This year, there will be a question on the November ballot that would change how the city budget is created. It would allow the city council to change budget items by a majority vote, and create an Office of Participatory Budgeting to allow people to vote on certain budget items. More of us would get a say in how we spend our city’s money.
Currently, councillors can only vote yes or no on the entire budget; they have no power to shift funds within it. Also, there is currently no process for voters in Boston to have direct input on the budget through participatory budgeting, a democratic process in which community members directly decide how to spend a portion of a public budget. This project exists in many other major cities like our neighbors next door in Cambridge, as well as in New York, Seattle, Oakland, and Chicago.
By voting yes on Question 1 this November, voters will have a chance to amend the City of Boston’s Charter to allow far more voices to influence the budget process, including communities who have historically been excluded from influencing the budget.
This effort – “Yes on 1 for a Better Budget” – is led by a coalition of community organizations, teachers, nurses, faith leaders, environmental groups, small businesses, elected officials, and voters across Boston.
The changes were approved by every member of the city council, including the two mayoral candidates, so all the people most involved in the budget process agree that these are good changes for Boston. Allowing legislative budget changes is very common, and government bodies from the federal and state governments down to cities and towns work this way, and it works very well.
Having more leaders who are closer to the needs of the communities in the city will ensure that community needs are better met in the budget than by allowing only the mayor to set the priorities. Why vote Yes on 1? Boston needs more affordability, stronger schools, thriving local businesses, and good youth jobs.
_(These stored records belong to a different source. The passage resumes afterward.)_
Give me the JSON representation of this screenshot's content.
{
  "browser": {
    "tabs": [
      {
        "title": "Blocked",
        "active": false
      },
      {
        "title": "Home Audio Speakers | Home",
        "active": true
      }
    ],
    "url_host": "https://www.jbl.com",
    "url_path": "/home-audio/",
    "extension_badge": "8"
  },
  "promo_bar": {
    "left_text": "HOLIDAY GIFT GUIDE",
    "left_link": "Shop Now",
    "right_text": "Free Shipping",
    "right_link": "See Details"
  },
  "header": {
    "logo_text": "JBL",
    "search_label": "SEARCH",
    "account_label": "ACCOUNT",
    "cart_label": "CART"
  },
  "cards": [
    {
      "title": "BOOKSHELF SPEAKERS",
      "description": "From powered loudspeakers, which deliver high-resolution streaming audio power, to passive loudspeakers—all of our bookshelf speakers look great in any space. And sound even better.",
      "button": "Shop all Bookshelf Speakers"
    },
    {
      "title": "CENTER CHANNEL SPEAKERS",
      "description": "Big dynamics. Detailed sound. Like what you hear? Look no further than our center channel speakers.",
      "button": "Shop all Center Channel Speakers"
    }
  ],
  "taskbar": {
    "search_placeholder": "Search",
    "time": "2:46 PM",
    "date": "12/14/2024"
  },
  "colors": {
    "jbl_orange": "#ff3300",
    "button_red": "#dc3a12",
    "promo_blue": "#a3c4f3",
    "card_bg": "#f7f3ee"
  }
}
Yes on 1 would allow us to better achieve these goals by giving local city councillors more input so that every Boston neighborhood is fully included.
Andres Del Castillo is co-director of the group Right to the City Boston.